Prolonged watering the timber becomes unstressed, so beams and planks stay straight.
Hard woods are watered longer. Apples and pears are better and more useful, but should be at least 2 years under water. Oak needs 5 to 10 years.
Watering takes place in pure water, with the bark. The bottom of the trunk is against the current.
Watered wood is easy to bark and cuts better.
Considering wood is expensive, the practice amounts to throwing money into the water. It pays not and so fell into disuse.

There are two techniques for preserving resinous wood by removing all sugars a year before the tree is cut down. One or both can be applied to growing coniferous trees.
The first is the "Ringbarking in Norwegian" technique. When ringing, 25 cm of bark is removed at the bottom of the tree, about 30-50 cm from ground level. Like all vascular plants, trees use two vascular tissues for the transport of water and nutrients: the Xylem (wood) and the phloem (the inner layer of the bark). The rings remove these two vascular tissues and can permanently stop further transport of sugars and water. This will cause the tree to die slowly, removing all sugars and drying the tree before it is felled. The result is a ready-to-use strain that is more stable, less creaky and shrinks, and lasts for many centuries.

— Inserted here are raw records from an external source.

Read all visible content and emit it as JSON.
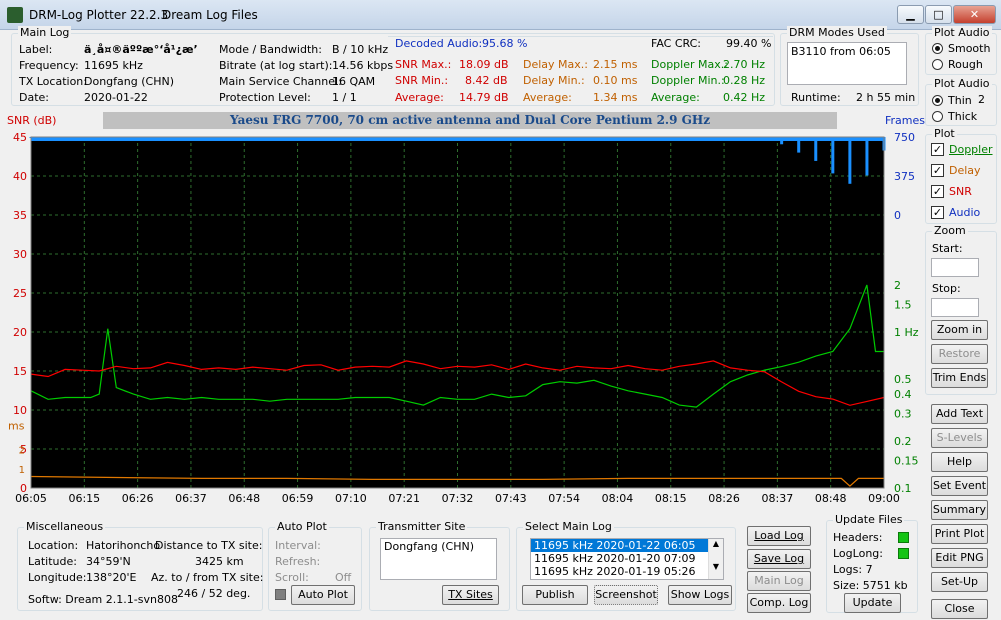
{
  "window": {
    "title": "DRM-Log Plotter 22.2.3",
    "subtitle": "Dream Log Files",
    "min": "▁",
    "max": "□",
    "close": "✕"
  },
  "main_log": {
    "title": "Main Log",
    "label_k": "Label:",
    "label_v": "ä¸­å¤®äººæ°‘å¹¿æ’",
    "freq_k": "Frequency:",
    "freq_v": "11695   kHz",
    "txloc_k": "TX Location:",
    "txloc_v": "Dongfang (CHN)",
    "date_k": "Date:",
    "date_v": "2020-01-22",
    "mode_k": "Mode / Bandwidth:",
    "mode_v": "B / 10 kHz",
    "bitrate_k": "Bitrate (at log start):",
    "bitrate_v": "14.56 kbps",
    "msc_k": "Main Service Channel:",
    "msc_v": "16  QAM",
    "prot_k": "Protection Level:",
    "prot_v": "1 / 1",
    "dec_audio_k": "Decoded Audio:",
    "dec_audio_v": "95.68 %",
    "fac_k": "FAC  CRC:",
    "fac_v": "99.40 %",
    "snr_max_k": "SNR Max.:",
    "snr_max_v": "18.09  dB",
    "snr_min_k": "SNR Min.:",
    "snr_min_v": "8.42  dB",
    "snr_avg_k": "Average:",
    "snr_avg_v": "14.79  dB",
    "delay_max_k": "Delay Max.:",
    "delay_max_v": "2.15    ms",
    "delay_min_k": "Delay Min.:",
    "delay_min_v": "0.10    ms",
    "delay_avg_k": "Average:",
    "delay_avg_v": "1.34    ms",
    "dop_max_k": "Doppler Max.:",
    "dop_max_v": "2.70 Hz",
    "dop_min_k": "Doppler Min.:",
    "dop_min_v": "0.28 Hz",
    "dop_avg_k": "Average:",
    "dop_avg_v": "0.42 Hz"
  },
  "drm_modes": {
    "title": "DRM Modes Used",
    "entry": "B3110 from 06:05",
    "runtime_k": "Runtime:",
    "runtime_v": "2 h 55 min"
  },
  "plot_audio1": {
    "title": "Plot Audio",
    "opt1": "Smooth",
    "opt2": "Rough",
    "selected": "Smooth"
  },
  "plot_audio2": {
    "title": "Plot Audio",
    "opt1": "Thin",
    "opt2": "Thick",
    "width_value": "2",
    "selected": "Thin"
  },
  "plot_group": {
    "title": "Plot",
    "items": [
      "Doppler",
      "Delay",
      "SNR",
      "Audio"
    ]
  },
  "zoom": {
    "title": "Zoom",
    "start": "Start:",
    "stop": "Stop:",
    "zoom_in": "Zoom in",
    "restore": "Restore",
    "trim": "Trim Ends"
  },
  "side_buttons": {
    "add_text": "Add Text",
    "s_levels": "S-Levels",
    "help": "Help",
    "set_event": "Set Event",
    "summary": "Summary",
    "print_plot": "Print Plot",
    "edit_png": "Edit PNG",
    "set_up": "Set-Up",
    "close": "Close"
  },
  "chart_data": {
    "type": "line",
    "title": "Yaesu FRG 7700, 70 cm active antenna and Dual Core Pentium 2.9 GHz",
    "ylabel_left": "SNR (dB)",
    "ylabel_left2": "ms",
    "ylabel_right": "Frames",
    "ylabel_right2": "Hz",
    "x_ticks": [
      "06:05",
      "06:15",
      "06:26",
      "06:37",
      "06:48",
      "06:59",
      "07:10",
      "07:21",
      "07:32",
      "07:43",
      "07:54",
      "08:04",
      "08:15",
      "08:26",
      "08:37",
      "08:48",
      "09:00"
    ],
    "snr_ticks": [
      "45",
      "40",
      "35",
      "30",
      "25",
      "20",
      "15",
      "10",
      "5",
      "0"
    ],
    "ms_ticks": [
      "2",
      "1"
    ],
    "frames_ticks": [
      "750",
      "375",
      "0"
    ],
    "hz_ticks": [
      "2",
      "1.5",
      "1 Hz",
      "0.5",
      "0.4",
      "0.3",
      "0.2",
      "0.15",
      "0.1"
    ],
    "ylim_snr": [
      0,
      45
    ],
    "ylim_frames": [
      0,
      750
    ],
    "colors": {
      "snr": "#ff0000",
      "doppler": "#00cc00",
      "delay": "#e07800",
      "audio": "#1a90ff",
      "grid": "#2e6e2e",
      "bg": "#000000"
    },
    "series": [
      {
        "name": "SNR",
        "unit": "dB",
        "x": [
          0,
          2,
          4,
          6,
          8,
          10,
          12,
          14,
          16,
          18,
          20,
          22,
          24,
          26,
          28,
          30,
          32,
          34,
          36,
          38,
          40,
          42,
          44,
          46,
          48,
          50,
          52,
          54,
          56,
          58,
          60,
          62,
          64,
          66,
          68,
          70,
          72,
          74,
          76,
          78,
          80,
          82,
          84,
          86,
          88,
          90,
          92,
          94,
          96,
          98,
          100
        ],
        "y": [
          14.6,
          14.3,
          15.2,
          15.1,
          15.0,
          15.6,
          15.3,
          15.4,
          16.1,
          15.7,
          15.2,
          15.4,
          15.2,
          15.5,
          15.3,
          15.1,
          15.7,
          15.8,
          15.1,
          15.5,
          15.6,
          15.5,
          16.3,
          15.9,
          15.3,
          15.6,
          15.5,
          15.8,
          15.2,
          15.9,
          15.4,
          15.1,
          15.6,
          15.4,
          15.3,
          15.7,
          15.3,
          15.1,
          15.6,
          15.9,
          16.3,
          15.4,
          15.1,
          14.9,
          13.6,
          12.4,
          11.7,
          11.4,
          10.6,
          11.1,
          11.6
        ]
      },
      {
        "name": "Doppler",
        "unit": "Hz",
        "x": [
          0,
          2,
          4,
          6,
          7,
          8,
          9,
          10,
          12,
          14,
          16,
          18,
          20,
          22,
          24,
          26,
          28,
          30,
          32,
          34,
          36,
          38,
          40,
          42,
          44,
          46,
          48,
          50,
          52,
          54,
          56,
          58,
          60,
          62,
          64,
          66,
          68,
          70,
          72,
          74,
          76,
          78,
          80,
          82,
          84,
          86,
          88,
          90,
          92,
          94,
          96,
          98,
          99,
          100
        ],
        "y": [
          0.42,
          0.37,
          0.38,
          0.38,
          0.38,
          0.4,
          1.05,
          0.44,
          0.4,
          0.37,
          0.38,
          0.37,
          0.38,
          0.37,
          0.37,
          0.37,
          0.36,
          0.37,
          0.37,
          0.37,
          0.37,
          0.38,
          0.38,
          0.38,
          0.36,
          0.34,
          0.38,
          0.37,
          0.37,
          0.4,
          0.38,
          0.39,
          0.46,
          0.48,
          0.47,
          0.49,
          0.45,
          0.42,
          0.4,
          0.38,
          0.34,
          0.33,
          0.4,
          0.48,
          0.53,
          0.57,
          0.6,
          0.64,
          0.7,
          0.75,
          1.05,
          2.0,
          0.75,
          0.75
        ]
      },
      {
        "name": "Delay",
        "unit": "ms",
        "x": [
          0,
          10,
          20,
          30,
          40,
          50,
          60,
          70,
          80,
          90,
          95,
          96,
          97,
          98,
          100
        ],
        "y": [
          0.6,
          0.55,
          0.5,
          0.5,
          0.45,
          0.45,
          0.45,
          0.5,
          0.5,
          0.5,
          0.5,
          0.1,
          0.5,
          0.5,
          0.5
        ]
      },
      {
        "name": "Audio",
        "unit": "frames",
        "x": [
          0,
          10,
          20,
          30,
          40,
          50,
          60,
          70,
          80,
          88,
          90,
          92,
          94,
          96,
          98,
          100
        ],
        "y": [
          740,
          740,
          738,
          740,
          739,
          740,
          740,
          740,
          740,
          680,
          600,
          520,
          400,
          300,
          380,
          620
        ]
      }
    ]
  },
  "misc": {
    "title": "Miscellaneous",
    "loc_k": "Location:",
    "loc_v": "Hatorihoncho",
    "dist_k": "Distance to TX site:",
    "dist_v": "3425    km",
    "lat_k": "Latitude:",
    "lat_v": "34°59'N",
    "lon_k": "Longitude:",
    "lon_v": "138°20'E",
    "az_k": "Az. to / from TX site:",
    "az_v": "246 / 52   deg.",
    "softw": "Softw:  Dream 2.1.1-svn808"
  },
  "auto_plot": {
    "title": "Auto Plot",
    "interval": "Interval:",
    "refresh": "Refresh:",
    "scroll": "Scroll:",
    "scroll_v": "Off",
    "button": "Auto Plot"
  },
  "tx_site": {
    "title": "Transmitter Site",
    "value": "Dongfang (CHN)",
    "button": "TX Sites"
  },
  "select_log": {
    "title": "Select Main Log",
    "rows": [
      "11695 kHz   2020-01-22    06:05",
      "11695 kHz   2020-01-20    07:09",
      "11695 kHz   2020-01-19    05:26"
    ],
    "publish": "Publish",
    "screenshot": "Screenshot",
    "show_logs": "Show Logs"
  },
  "log_buttons": {
    "load": "Load Log",
    "save": "Save Log",
    "main": "Main Log",
    "comp": "Comp. Log"
  },
  "update_files": {
    "title": "Update Files",
    "headers": "Headers:",
    "loglong": "LogLong:",
    "logs": "Logs:  7",
    "size": "Size:   5751 kb",
    "button": "Update"
  }
}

The other technique is the "Blæking in Norwegian" (injury) technique. The bark is chopped off randomly in many places so that the tree tries to heal itself and squeezes all the sugars out of the sapwood and replaces it with resin and disinfectants. This makes wood logs (for thousands of years in the whole of Northern Europe) stronger and more resilient. The wood is sometimes called "Amberwood".

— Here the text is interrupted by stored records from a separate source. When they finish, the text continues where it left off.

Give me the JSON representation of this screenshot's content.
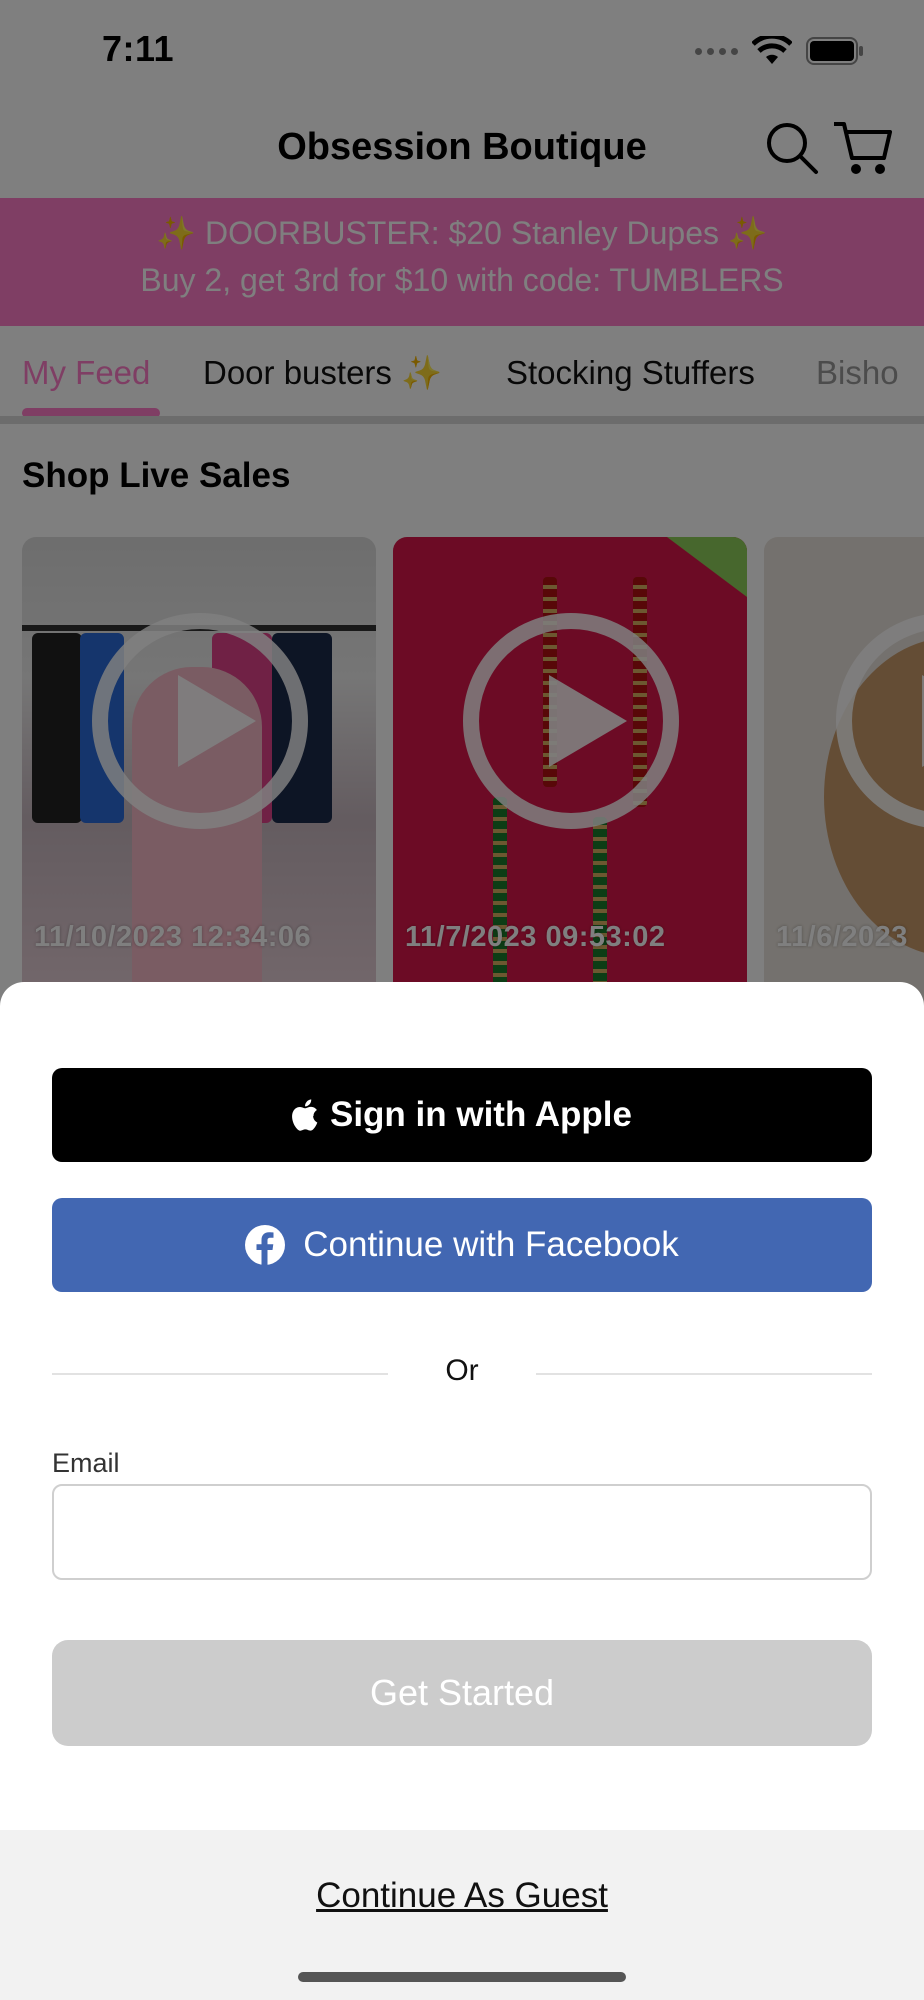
{
  "status_bar": {
    "time": "7:11"
  },
  "header": {
    "title": "Obsession Boutique"
  },
  "promo": {
    "line1": "DOORBUSTER: $20 Stanley Dupes",
    "sparkle": "✨",
    "line2": "Buy 2, get 3rd for $10 with code: TUMBLERS"
  },
  "tabs": [
    {
      "label": "My Feed",
      "active": true
    },
    {
      "label": "Door busters ✨",
      "active": false
    },
    {
      "label": "Stocking Stuffers",
      "active": false
    },
    {
      "label": "Bisho",
      "active": false
    }
  ],
  "section": {
    "title": "Shop Live Sales"
  },
  "cards": [
    {
      "date": "11/10/2023 12:34:06"
    },
    {
      "date": "11/7/2023 09:53:02"
    },
    {
      "date": "11/6/2023"
    }
  ],
  "sheet": {
    "apple_label": "Sign in with Apple",
    "facebook_label": "Continue with Facebook",
    "or_label": "Or",
    "email_label": "Email",
    "email_value": "",
    "email_placeholder": "",
    "get_started_label": "Get Started",
    "guest_label": "Continue As Guest"
  },
  "colors": {
    "accent_pink": "#ff7dc9",
    "facebook_blue": "#4267b2",
    "apple_black": "#000000",
    "disabled_gray": "#cccccc"
  },
  "icons": [
    "search-icon",
    "cart-icon",
    "apple-icon",
    "facebook-icon",
    "play-icon",
    "wifi-icon",
    "battery-icon",
    "signal-icon"
  ]
}
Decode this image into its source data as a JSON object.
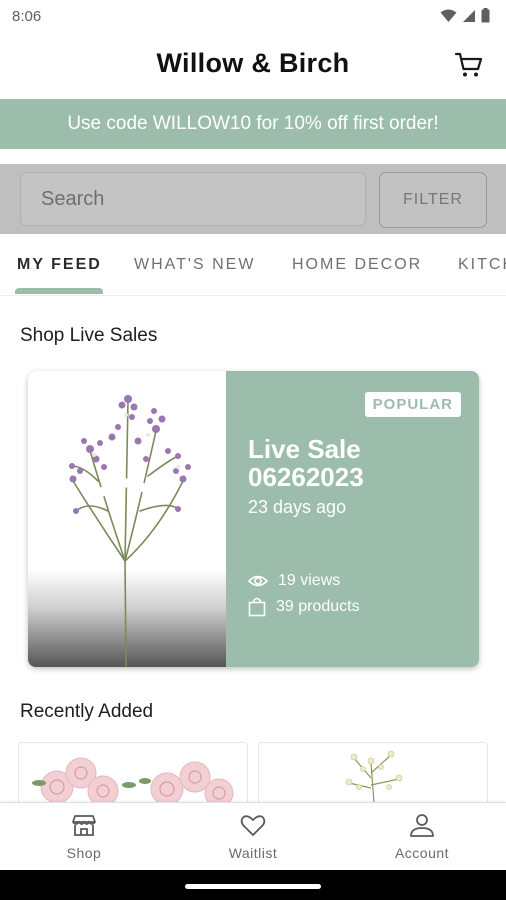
{
  "status_bar": {
    "time": "8:06"
  },
  "header": {
    "title": "Willow & Birch",
    "cart_icon": "cart-icon"
  },
  "promo": {
    "text": "Use code WILLOW10 for 10% off first order!"
  },
  "search": {
    "placeholder": "Search",
    "filter_label": "FILTER"
  },
  "tabs": [
    {
      "label": "MY FEED",
      "active": true
    },
    {
      "label": "WHAT'S NEW",
      "active": false
    },
    {
      "label": "HOME DECOR",
      "active": false
    },
    {
      "label": "KITCH",
      "active": false
    }
  ],
  "live_sales": {
    "section_title": "Shop Live Sales",
    "card": {
      "badge": "POPULAR",
      "title": "Live Sale 06262023",
      "date": "23 days ago",
      "views": "19 views",
      "products": "39 products"
    }
  },
  "recently_added": {
    "section_title": "Recently Added"
  },
  "bottom_nav": [
    {
      "label": "Shop",
      "icon": "shop-icon"
    },
    {
      "label": "Waitlist",
      "icon": "heart-icon"
    },
    {
      "label": "Account",
      "icon": "account-icon"
    }
  ],
  "colors": {
    "accent": "#9cbcac",
    "text": "#1a1a1a",
    "muted": "#6a6a6a"
  }
}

It takes a whole cycle of 4 seasons before the tree can be cut after injuring or ringing.
He will begin to die at the end of the next summer (if you injure him in the winter) and will be ready by next winter. According to the old carpenters' calendar, he must be felled when the roots are frozen and when the new moon is approaching.